- _Problem statement_
What lines in the records below hold the string "taodong"? Please show them.

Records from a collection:

◆ ◆ ◆ ◆

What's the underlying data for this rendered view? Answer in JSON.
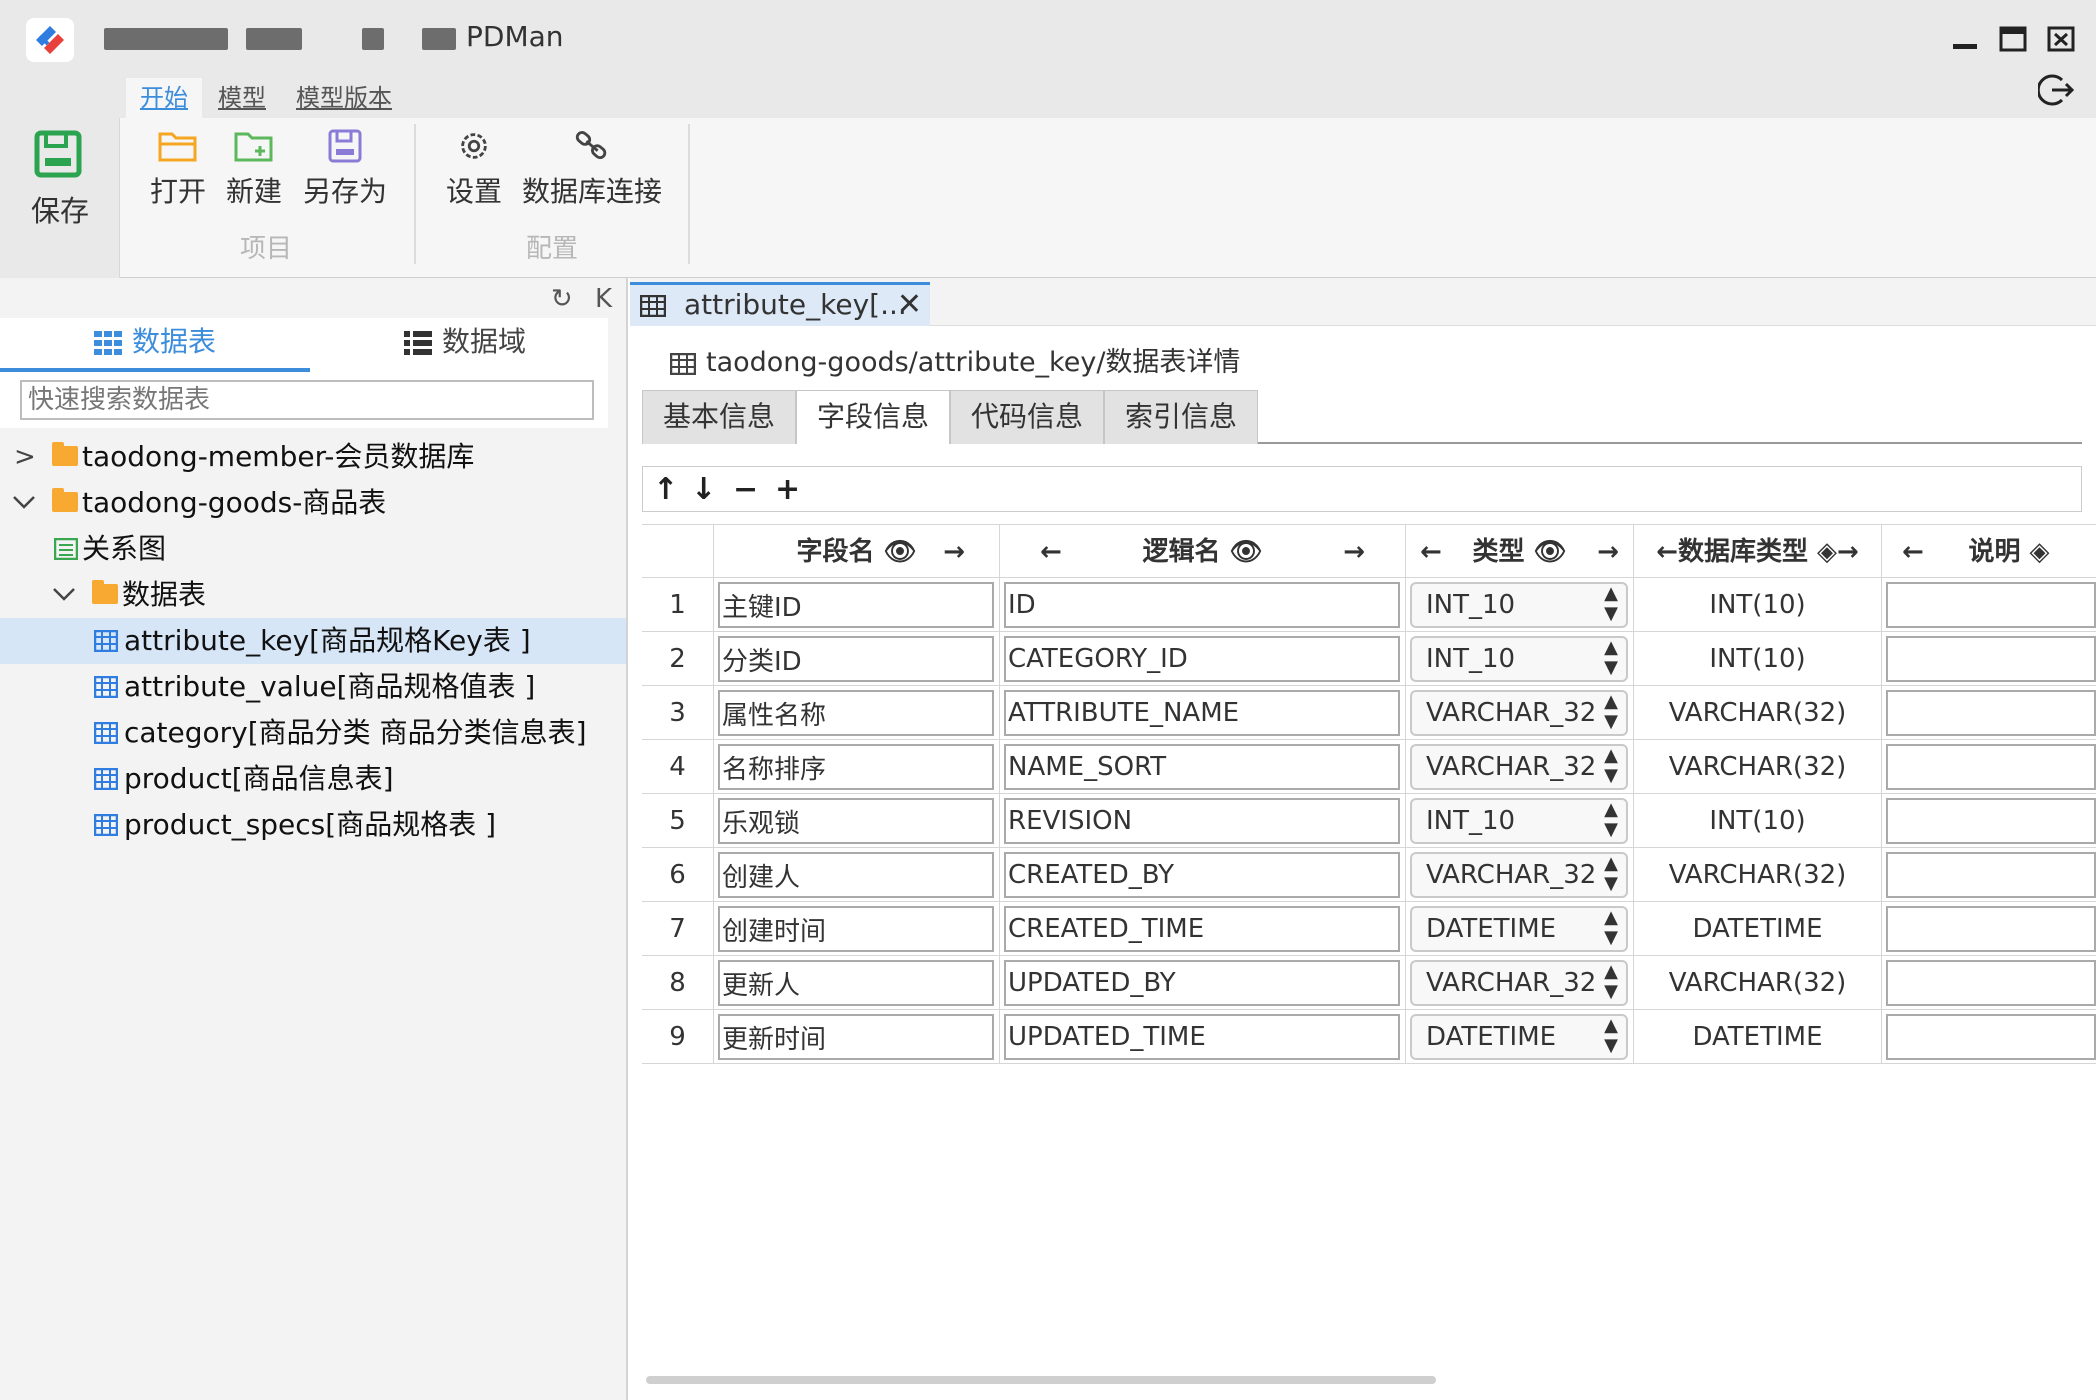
{
  "window": {
    "app_title": "PDMan"
  },
  "ribbon": {
    "tabs": [
      "开始",
      "模型",
      "模型版本"
    ],
    "active_tab": "开始",
    "save_label": "保存",
    "buttons": {
      "open": "打开",
      "new": "新建",
      "save_as": "另存为",
      "settings": "设置",
      "db_connect": "数据库连接"
    },
    "groups": {
      "project": "项目",
      "config": "配置"
    },
    "colors": {
      "accent": "#3c8ddc",
      "save_icon": "#2aa44f"
    }
  },
  "left_panel": {
    "tabs": [
      "数据表",
      "数据域"
    ],
    "active_tab": "数据表",
    "search_placeholder": "快速搜索数据表",
    "tree": [
      {
        "level": 0,
        "caret": ">",
        "icon": "folder-icon",
        "label": "taodong-member-会员数据库"
      },
      {
        "level": 0,
        "caret": "v",
        "icon": "folder-icon",
        "label": "taodong-goods-商品表"
      },
      {
        "level": 1,
        "caret": "",
        "icon": "relation-icon",
        "label": "关系图"
      },
      {
        "level": 1,
        "caret": "v",
        "icon": "folder-icon",
        "label": "数据表"
      },
      {
        "level": 2,
        "caret": "",
        "icon": "table-icon",
        "label": "attribute_key[商品规格Key表 ]",
        "selected": true
      },
      {
        "level": 2,
        "caret": "",
        "icon": "table-icon",
        "label": "attribute_value[商品规格值表 ]"
      },
      {
        "level": 2,
        "caret": "",
        "icon": "table-icon",
        "label": "category[商品分类 商品分类信息表]"
      },
      {
        "level": 2,
        "caret": "",
        "icon": "table-icon",
        "label": "product[商品信息表]"
      },
      {
        "level": 2,
        "caret": "",
        "icon": "table-icon",
        "label": "product_specs[商品规格表 ]"
      }
    ]
  },
  "editor": {
    "doc_tab": "attribute_key[...",
    "breadcrumb": "taodong-goods/attribute_key/数据表详情",
    "sub_tabs": [
      "基本信息",
      "字段信息",
      "代码信息",
      "索引信息"
    ],
    "active_sub_tab": "字段信息",
    "toolbar": [
      "↑",
      "↓",
      "−",
      "+"
    ],
    "columns": {
      "field_name": "字段名",
      "logical_name": "逻辑名",
      "type": "类型",
      "db_type": "数据库类型",
      "comment": "说明"
    },
    "rows": [
      {
        "n": "1",
        "field": "主键ID",
        "logical": "ID",
        "type": "INT_10",
        "db_type": "INT(10)"
      },
      {
        "n": "2",
        "field": "分类ID",
        "logical": "CATEGORY_ID",
        "type": "INT_10",
        "db_type": "INT(10)"
      },
      {
        "n": "3",
        "field": "属性名称",
        "logical": "ATTRIBUTE_NAME",
        "type": "VARCHAR_32",
        "db_type": "VARCHAR(32)"
      },
      {
        "n": "4",
        "field": "名称排序",
        "logical": "NAME_SORT",
        "type": "VARCHAR_32",
        "db_type": "VARCHAR(32)"
      },
      {
        "n": "5",
        "field": "乐观锁",
        "logical": "REVISION",
        "type": "INT_10",
        "db_type": "INT(10)"
      },
      {
        "n": "6",
        "field": "创建人",
        "logical": "CREATED_BY",
        "type": "VARCHAR_32",
        "db_type": "VARCHAR(32)"
      },
      {
        "n": "7",
        "field": "创建时间",
        "logical": "CREATED_TIME",
        "type": "DATETIME",
        "db_type": "DATETIME"
      },
      {
        "n": "8",
        "field": "更新人",
        "logical": "UPDATED_BY",
        "type": "VARCHAR_32",
        "db_type": "VARCHAR(32)"
      },
      {
        "n": "9",
        "field": "更新时间",
        "logical": "UPDATED_TIME",
        "type": "DATETIME",
        "db_type": "DATETIME"
      }
    ]
  }
}
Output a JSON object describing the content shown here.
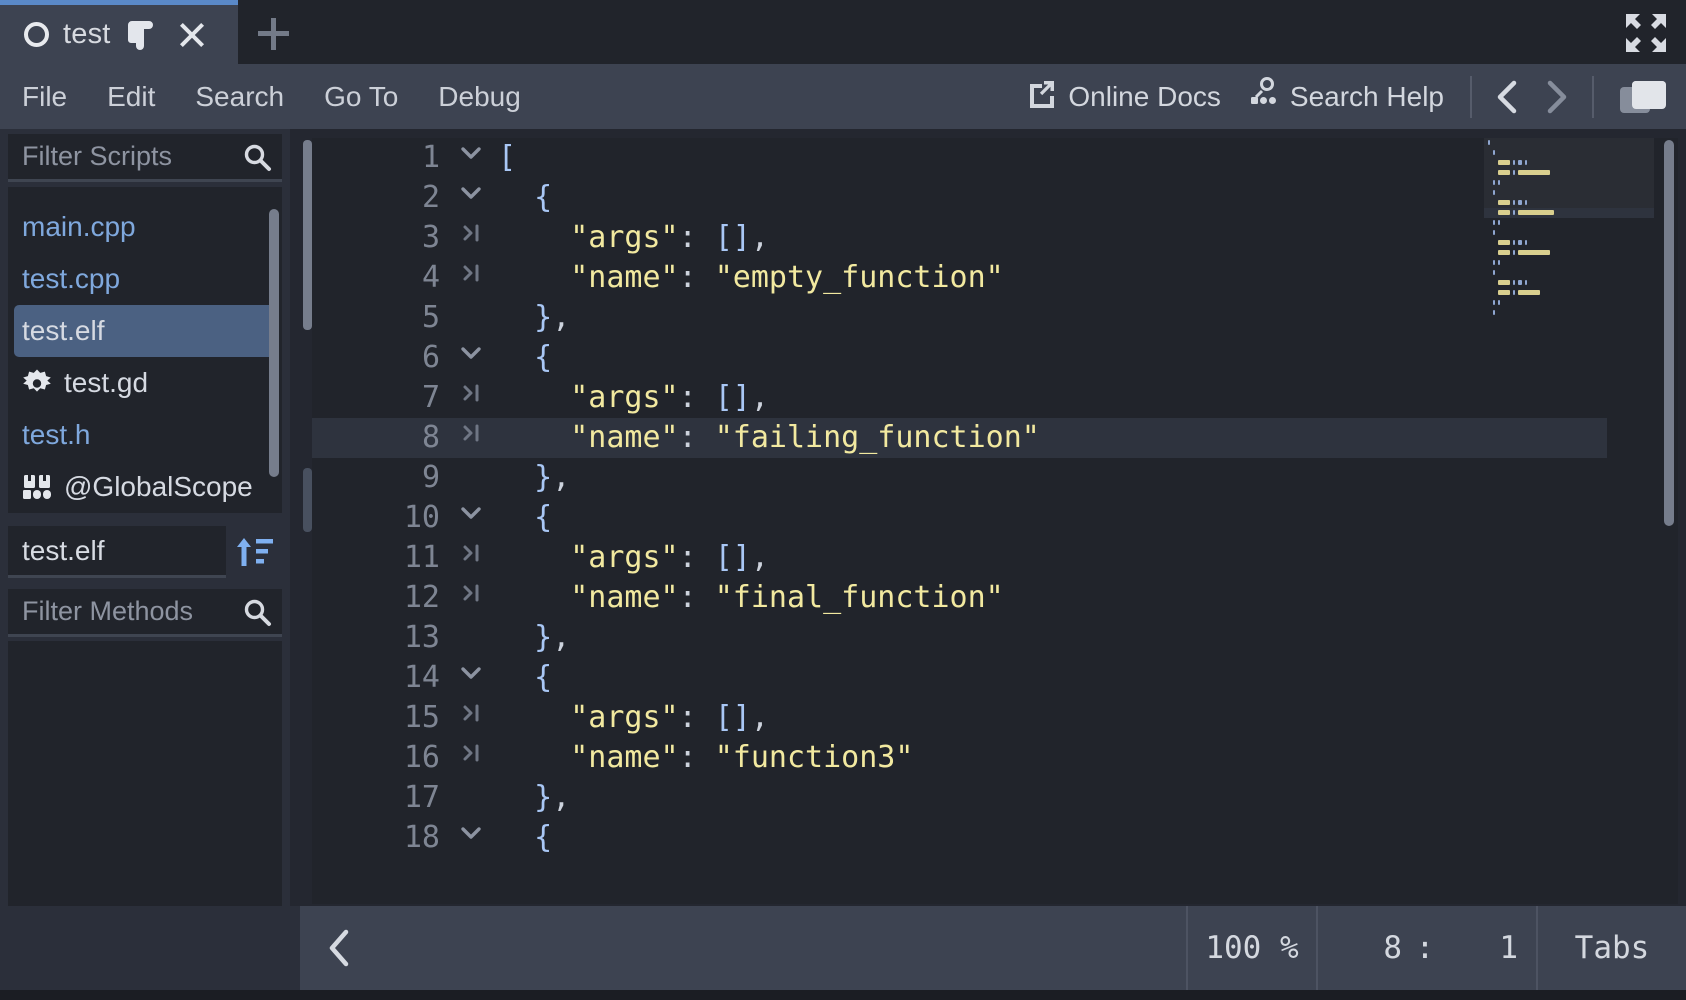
{
  "window": {
    "tab": {
      "icon": "circle-icon",
      "label": "test",
      "script_icon": "script-icon",
      "close_icon": "close-icon"
    },
    "add_tab_icon": "plus-icon",
    "fullscreen_icon": "fullscreen-icon"
  },
  "menubar": {
    "items": [
      {
        "label": "File"
      },
      {
        "label": "Edit"
      },
      {
        "label": "Search"
      },
      {
        "label": "Go To"
      },
      {
        "label": "Debug"
      }
    ],
    "actions": [
      {
        "label": "Online Docs",
        "icon": "external-link-icon"
      },
      {
        "label": "Search Help",
        "icon": "doc-search-icon"
      }
    ],
    "nav_prev_icon": "chevron-left-icon",
    "nav_next_icon": "chevron-right-icon",
    "panel_toggle_icon": "panel-icon"
  },
  "sidebar": {
    "filter_scripts": {
      "placeholder": "Filter Scripts",
      "value": "",
      "icon": "search-icon"
    },
    "scripts": [
      {
        "label": "main.cpp",
        "style": "cpp",
        "icon": null,
        "selected": false
      },
      {
        "label": "test.cpp",
        "style": "cpp",
        "icon": null,
        "selected": false
      },
      {
        "label": "test.elf",
        "style": "plain",
        "icon": null,
        "selected": true
      },
      {
        "label": "test.gd",
        "style": "plain",
        "icon": "gear-icon",
        "selected": false
      },
      {
        "label": "test.h",
        "style": "cpp",
        "icon": null,
        "selected": false
      },
      {
        "label": "@GlobalScope",
        "style": "plain",
        "icon": "doc-book-icon",
        "selected": false
      }
    ],
    "member_field": {
      "value": "test.elf"
    },
    "sort_icon": "sort-icon",
    "filter_methods": {
      "placeholder": "Filter Methods",
      "value": "",
      "icon": "search-icon"
    },
    "methods": []
  },
  "editor": {
    "lines": [
      {
        "num": "1",
        "fold": "chevron-down",
        "indent": 0,
        "tokens": [
          {
            "t": "[",
            "c": "p"
          }
        ]
      },
      {
        "num": "2",
        "fold": "chevron-down",
        "indent": 1,
        "tokens": [
          {
            "t": "{",
            "c": "p"
          }
        ]
      },
      {
        "num": "3",
        "fold": "arrow-right",
        "indent": 2,
        "tokens": [
          {
            "t": "\"args\"",
            "c": "k"
          },
          {
            "t": ": ",
            "c": "c"
          },
          {
            "t": "[]",
            "c": "p"
          },
          {
            "t": ",",
            "c": "c"
          }
        ]
      },
      {
        "num": "4",
        "fold": "arrow-right",
        "indent": 2,
        "tokens": [
          {
            "t": "\"name\"",
            "c": "k"
          },
          {
            "t": ": ",
            "c": "c"
          },
          {
            "t": "\"empty_function\"",
            "c": "k"
          }
        ]
      },
      {
        "num": "5",
        "fold": "",
        "indent": 1,
        "tokens": [
          {
            "t": "}",
            "c": "p"
          },
          {
            "t": ",",
            "c": "c"
          }
        ]
      },
      {
        "num": "6",
        "fold": "chevron-down",
        "indent": 1,
        "tokens": [
          {
            "t": "{",
            "c": "p"
          }
        ]
      },
      {
        "num": "7",
        "fold": "arrow-right",
        "indent": 2,
        "tokens": [
          {
            "t": "\"args\"",
            "c": "k"
          },
          {
            "t": ": ",
            "c": "c"
          },
          {
            "t": "[]",
            "c": "p"
          },
          {
            "t": ",",
            "c": "c"
          }
        ]
      },
      {
        "num": "8",
        "fold": "arrow-right",
        "indent": 2,
        "active": true,
        "tokens": [
          {
            "t": "\"name\"",
            "c": "k"
          },
          {
            "t": ": ",
            "c": "c"
          },
          {
            "t": "\"failing_function\"",
            "c": "k"
          }
        ]
      },
      {
        "num": "9",
        "fold": "",
        "indent": 1,
        "tokens": [
          {
            "t": "}",
            "c": "p"
          },
          {
            "t": ",",
            "c": "c"
          }
        ]
      },
      {
        "num": "10",
        "fold": "chevron-down",
        "indent": 1,
        "tokens": [
          {
            "t": "{",
            "c": "p"
          }
        ]
      },
      {
        "num": "11",
        "fold": "arrow-right",
        "indent": 2,
        "tokens": [
          {
            "t": "\"args\"",
            "c": "k"
          },
          {
            "t": ": ",
            "c": "c"
          },
          {
            "t": "[]",
            "c": "p"
          },
          {
            "t": ",",
            "c": "c"
          }
        ]
      },
      {
        "num": "12",
        "fold": "arrow-right",
        "indent": 2,
        "tokens": [
          {
            "t": "\"name\"",
            "c": "k"
          },
          {
            "t": ": ",
            "c": "c"
          },
          {
            "t": "\"final_function\"",
            "c": "k"
          }
        ]
      },
      {
        "num": "13",
        "fold": "",
        "indent": 1,
        "tokens": [
          {
            "t": "}",
            "c": "p"
          },
          {
            "t": ",",
            "c": "c"
          }
        ]
      },
      {
        "num": "14",
        "fold": "chevron-down",
        "indent": 1,
        "tokens": [
          {
            "t": "{",
            "c": "p"
          }
        ]
      },
      {
        "num": "15",
        "fold": "arrow-right",
        "indent": 2,
        "tokens": [
          {
            "t": "\"args\"",
            "c": "k"
          },
          {
            "t": ": ",
            "c": "c"
          },
          {
            "t": "[]",
            "c": "p"
          },
          {
            "t": ",",
            "c": "c"
          }
        ]
      },
      {
        "num": "16",
        "fold": "arrow-right",
        "indent": 2,
        "tokens": [
          {
            "t": "\"name\"",
            "c": "k"
          },
          {
            "t": ": ",
            "c": "c"
          },
          {
            "t": "\"function3\"",
            "c": "k"
          }
        ]
      },
      {
        "num": "17",
        "fold": "",
        "indent": 1,
        "tokens": [
          {
            "t": "}",
            "c": "p"
          },
          {
            "t": ",",
            "c": "c"
          }
        ]
      },
      {
        "num": "18",
        "fold": "chevron-down",
        "indent": 1,
        "tokens": [
          {
            "t": "{",
            "c": "p"
          }
        ]
      }
    ]
  },
  "statusbar": {
    "back_icon": "chevron-left-icon",
    "zoom": "100 %",
    "cursor_line": "8",
    "cursor_sep": ":",
    "cursor_col": "1",
    "indent_mode": "Tabs"
  },
  "colors": {
    "accent": "#5a89c8",
    "selection": "#4b6182",
    "string": "#f2e9a0",
    "punct": "#a9c7f5",
    "bg_panel": "#2b2f3a",
    "bg_editor": "#21242b",
    "bg_bar": "#3d4351"
  }
}
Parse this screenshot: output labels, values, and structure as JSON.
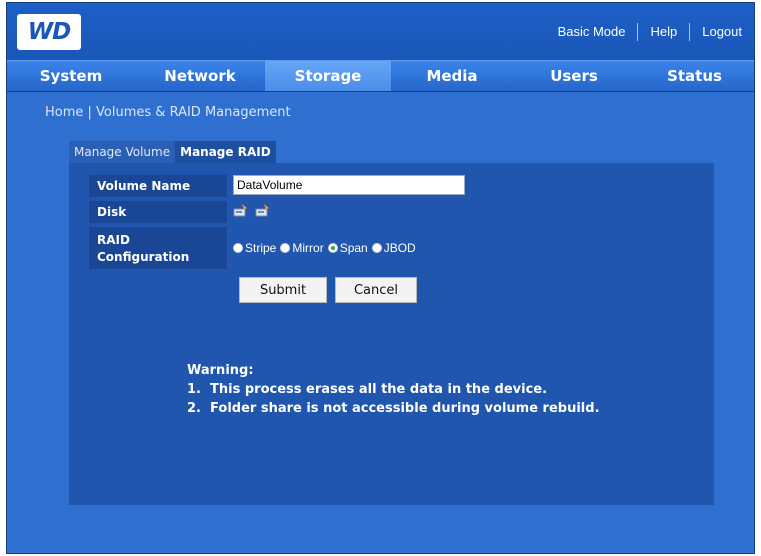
{
  "header": {
    "logo_text": "WD",
    "links": [
      "Basic Mode",
      "Help",
      "Logout"
    ]
  },
  "nav": {
    "tabs": [
      "System",
      "Network",
      "Storage",
      "Media",
      "Users",
      "Status"
    ],
    "active": "Storage"
  },
  "breadcrumb": {
    "home": "Home",
    "separator": " | ",
    "current": "Volumes & RAID Management"
  },
  "subtabs": {
    "manage_volume": "Manage Volume",
    "manage_raid": "Manage RAID"
  },
  "form": {
    "volume_name_label": "Volume Name",
    "volume_name_value": "DataVolume",
    "disk_label": "Disk",
    "disk_icons": [
      "disk-drive-icon",
      "disk-drive-icon"
    ],
    "raid_label_line1": "RAID",
    "raid_label_line2": "Configuration",
    "raid_options": [
      "Stripe",
      "Mirror",
      "Span",
      "JBOD"
    ],
    "raid_selected": "Span",
    "submit_label": "Submit",
    "cancel_label": "Cancel"
  },
  "warning": {
    "title": "Warning:",
    "lines": [
      "1.  This process erases all the data in the device.",
      "2.  Folder share is not accessible during volume rebuild."
    ]
  },
  "colors": {
    "background": "#2f6fcf",
    "panel": "#2056ad",
    "label_cell": "#1a4696",
    "active_tab": "#4a8de9"
  }
}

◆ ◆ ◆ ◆

- _Written solution_
        "label": "taodong-member-会员数据库"
        "label": "taodong-goods-商品表"
    "breadcrumb": "taodong-goods/attribute_key/数据表详情",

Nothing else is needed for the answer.